Is there anything you get besides money when you competing in TC challenges?
Yeah… knowledge and experiences that money can’t buy.
I don’t have any educational background related with UI/UX design and yet I work as a freelance designer and spend time on Topcoder competitions.
For almost 8 years I have worked as a designer, competing in many Topcoder challenges. Working on many projects from different companies definitely has changed the way my brain works.
One day I got a new opportunity and was assigned to guide a small, fresh startup team that was a government funded program. It was totally different since I was used to being involved in the design process as a freelance designer… but the bad news was I had no experience at all working with any startup company.
At first, I was afraid that I would have a hard time helping the team, but that was short lived as I was able to help after all. My guidance for the UI/UX process and all the skills I had learned were forged at Topcoder – so I surprised myself for sure.
We were able to build taxonomy, define problems, create user personas, etc nicely because I used what I learned from Topcoder. I didn’t know how to solve those things at first as it is the copilot and PM’s job on Topcoder, but I did in the end.
Once taxonomy and other information was built, we moved to make a low-fidelity prototype using pen and paper. We tried to put on all of the features and build a workflow from it. When we moved to a high-fidelity prototype, I saw many things still needed to be improved.
Having just a nice, modern, cool, colorful UI is not enough.
Clarity, simplicity, readability, and consistency are also important factors that need to be considered. We can’t just make a minimalist, spacious UI design if the user can’t read the text because it too small. We don’t just using colorful style if the user can’t distinguish which one is CTA. All elements are put in there with a purpose. Having a cool and modern design is good, but thinking about what the user needs, and how to help them is much better.
The balancing of the UI and UX is something that we must learn. Designing different apps for different users will produce different challenges so we need different perspectives and ideas. We need to train our senses and the way we think to tackle those challenges.

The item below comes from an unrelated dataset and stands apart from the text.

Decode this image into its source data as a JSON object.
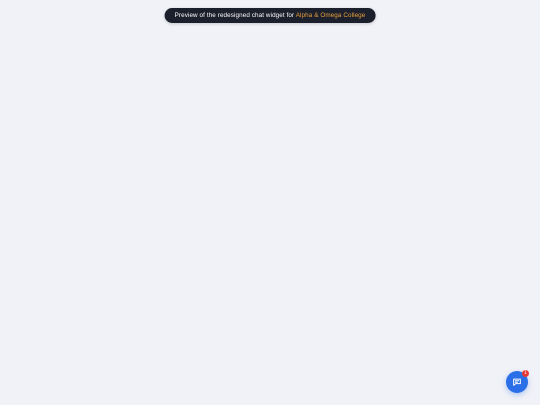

We can’t make a final design just in one go, we should keep an open mind with any suggestions from other members like programmers, the marketing team, etc. A good product will go through this iteration process and this will make perfection.
Managing a team is also becoming an important thing to learn, how to keep the member’s energy at the same level, how to understand team problems, how to make progress and grow together, etc.
So competing in a Topcoder challenge is a win, even you lose, it’s still counted as win. The way we read good design specs built by the PM and copilot, the way we understand the problem and find the solution in a Topcoder challenge are helping us to grow and make us a better designers… even if we don’t realize it.
Reading design articles, tips, and methods will help but taking them into a project is the next step. We have a real chance working on big company’s projects by joining Topcoder challenges that we can’t get anywhere else.
Even the Topcoder Design Newsletter helps a lot to gain insight about new technologies, tips, tricks, and the way top designers think to tackle a challenge. I suggest you read them seriously.
Our design knowledge and skills need training, and Topcoder is the best gym for them.